=== ABOUT THIS TASK ===
Please return the full listing word for word, leaving out any pictures.

=== ENTRIES PROVIDED ===
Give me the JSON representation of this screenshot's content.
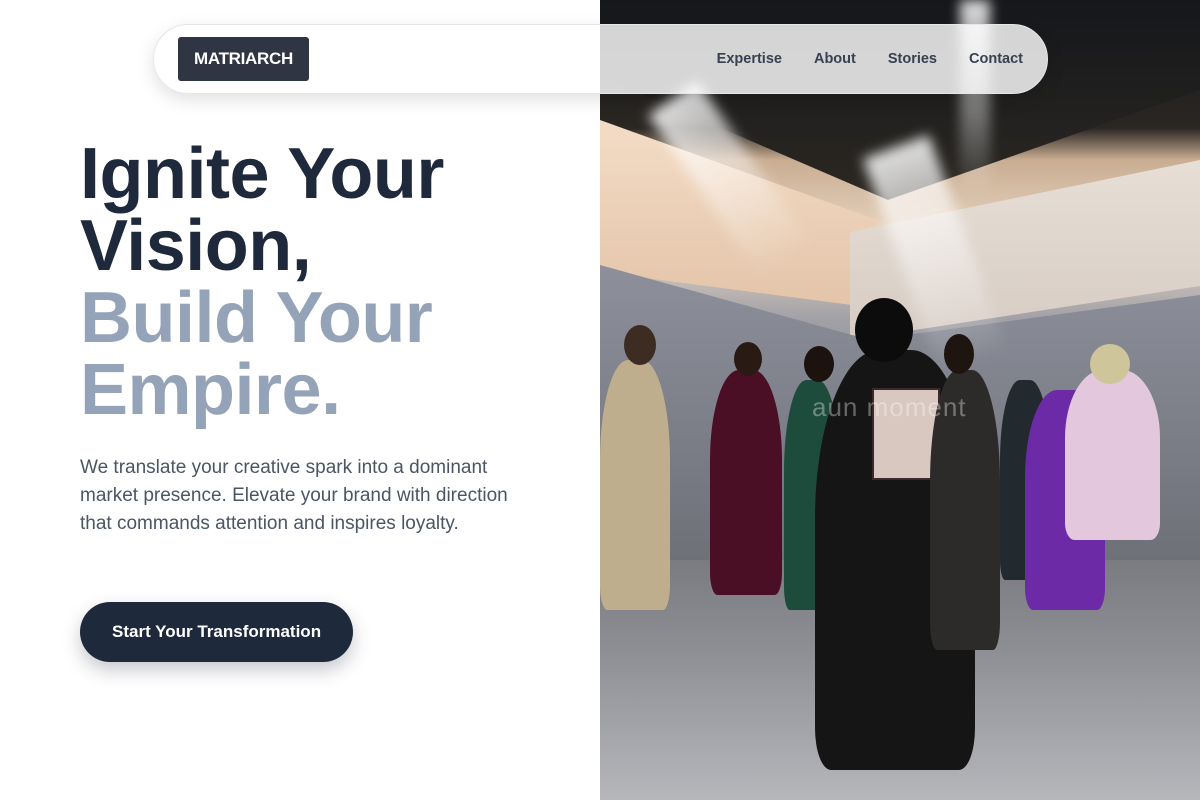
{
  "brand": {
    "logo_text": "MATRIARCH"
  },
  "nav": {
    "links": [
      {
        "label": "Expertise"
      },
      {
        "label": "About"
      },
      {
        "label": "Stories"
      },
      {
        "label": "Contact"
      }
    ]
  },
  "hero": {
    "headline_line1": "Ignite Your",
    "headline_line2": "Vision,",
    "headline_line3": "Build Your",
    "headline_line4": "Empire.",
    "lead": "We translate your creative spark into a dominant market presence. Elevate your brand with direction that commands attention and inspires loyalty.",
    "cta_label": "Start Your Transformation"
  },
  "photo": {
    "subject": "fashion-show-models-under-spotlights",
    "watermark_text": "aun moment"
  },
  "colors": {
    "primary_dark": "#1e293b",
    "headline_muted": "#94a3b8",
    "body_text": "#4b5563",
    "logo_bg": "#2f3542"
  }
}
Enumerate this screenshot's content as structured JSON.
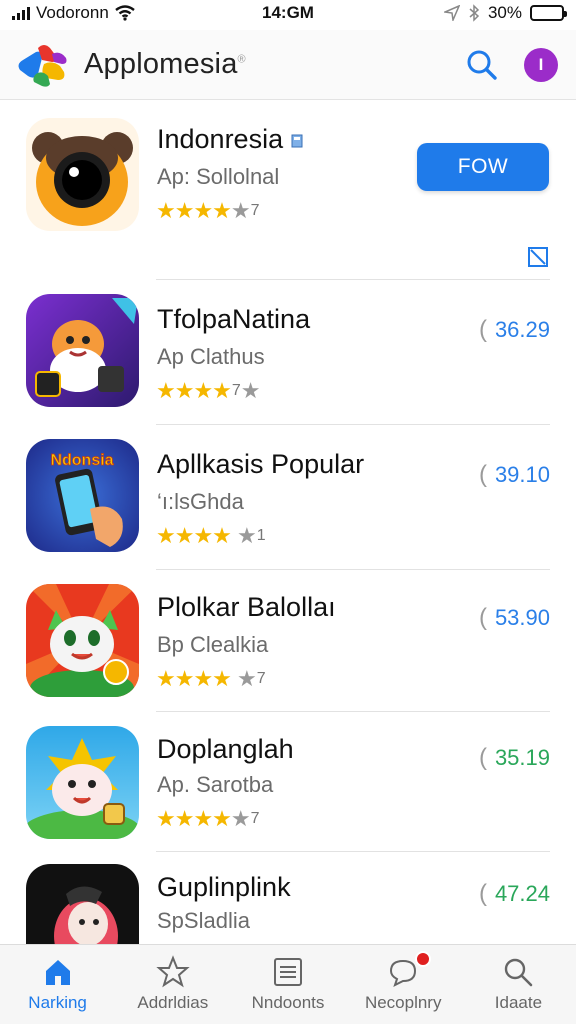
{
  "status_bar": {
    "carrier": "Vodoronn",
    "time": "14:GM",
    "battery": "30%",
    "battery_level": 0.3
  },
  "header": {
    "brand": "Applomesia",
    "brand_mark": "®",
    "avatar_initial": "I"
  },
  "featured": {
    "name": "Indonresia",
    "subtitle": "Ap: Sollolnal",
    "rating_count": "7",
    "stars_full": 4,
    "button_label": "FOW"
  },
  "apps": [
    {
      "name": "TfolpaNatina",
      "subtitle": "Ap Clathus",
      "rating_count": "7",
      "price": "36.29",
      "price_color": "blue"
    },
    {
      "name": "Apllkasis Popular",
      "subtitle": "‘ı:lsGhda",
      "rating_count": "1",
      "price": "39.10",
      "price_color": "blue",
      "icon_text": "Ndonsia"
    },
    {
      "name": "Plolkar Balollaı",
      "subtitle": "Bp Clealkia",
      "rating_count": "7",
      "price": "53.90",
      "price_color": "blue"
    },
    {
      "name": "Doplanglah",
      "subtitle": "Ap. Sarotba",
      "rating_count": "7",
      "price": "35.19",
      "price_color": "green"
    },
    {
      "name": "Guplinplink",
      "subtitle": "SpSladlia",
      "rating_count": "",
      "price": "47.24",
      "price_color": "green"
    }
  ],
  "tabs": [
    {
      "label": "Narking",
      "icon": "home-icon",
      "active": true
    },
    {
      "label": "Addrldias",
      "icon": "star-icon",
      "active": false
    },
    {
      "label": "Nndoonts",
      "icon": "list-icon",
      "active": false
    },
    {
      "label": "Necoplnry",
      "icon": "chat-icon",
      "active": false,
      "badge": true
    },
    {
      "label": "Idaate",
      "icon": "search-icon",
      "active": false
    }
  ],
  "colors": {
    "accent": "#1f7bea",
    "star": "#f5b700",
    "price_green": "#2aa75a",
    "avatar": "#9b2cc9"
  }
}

=== TASK RESPONSE ===
Give me the JSON representation of this screenshot's content.
{
  "brand": {
    "logo_text": "MATRIARCH"
  },
  "nav": {
    "links": [
      {
        "label": "Expertise"
      },
      {
        "label": "About"
      },
      {
        "label": "Stories"
      },
      {
        "label": "Contact"
      }
    ]
  },
  "hero": {
    "headline_line1": "Ignite Your",
    "headline_line2": "Vision,",
    "headline_line3": "Build Your",
    "headline_line4": "Empire.",
    "lead": "We translate your creative spark into a dominant market presence. Elevate your brand with direction that commands attention and inspires loyalty.",
    "cta_label": "Start Your Transformation"
  },
  "photo": {
    "subject": "fashion-show-models-under-spotlights",
    "watermark_text": "aun moment"
  },
  "colors": {
    "primary_dark": "#1e293b",
    "headline_muted": "#94a3b8",
    "body_text": "#4b5563",
    "logo_bg": "#2f3542"
  }
}
Enumerate this screenshot's content as structured JSON.
{
  "status_bar": {
    "carrier": "Vodoronn",
    "time": "14:GM",
    "battery": "30%",
    "battery_level": 0.3
  },
  "header": {
    "brand": "Applomesia",
    "brand_mark": "®",
    "avatar_initial": "I"
  },
  "featured": {
    "name": "Indonresia",
    "subtitle": "Ap: Sollolnal",
    "rating_count": "7",
    "stars_full": 4,
    "button_label": "FOW"
  },
  "apps": [
    {
      "name": "TfolpaNatina",
      "subtitle": "Ap Clathus",
      "rating_count": "7",
      "price": "36.29",
      "price_color": "blue"
    },
    {
      "name": "Apllkasis Popular",
      "subtitle": "‘ı:lsGhda",
      "rating_count": "1",
      "price": "39.10",
      "price_color": "blue",
      "icon_text": "Ndonsia"
    },
    {
      "name": "Plolkar Balollaı",
      "subtitle": "Bp Clealkia",
      "rating_count": "7",
      "price": "53.90",
      "price_color": "blue"
    },
    {
      "name": "Doplanglah",
      "subtitle": "Ap. Sarotba",
      "rating_count": "7",
      "price": "35.19",
      "price_color": "green"
    },
    {
      "name": "Guplinplink",
      "subtitle": "SpSladlia",
      "rating_count": "",
      "price": "47.24",
      "price_color": "green"
    }
  ],
  "tabs": [
    {
      "label": "Narking",
      "icon": "home-icon",
      "active": true
    },
    {
      "label": "Addrldias",
      "icon": "star-icon",
      "active": false
    },
    {
      "label": "Nndoonts",
      "icon": "list-icon",
      "active": false
    },
    {
      "label": "Necoplnry",
      "icon": "chat-icon",
      "active": false,
      "badge": true
    },
    {
      "label": "Idaate",
      "icon": "search-icon",
      "active": false
    }
  ],
  "colors": {
    "accent": "#1f7bea",
    "star": "#f5b700",
    "price_green": "#2aa75a",
    "avatar": "#9b2cc9"
  }
}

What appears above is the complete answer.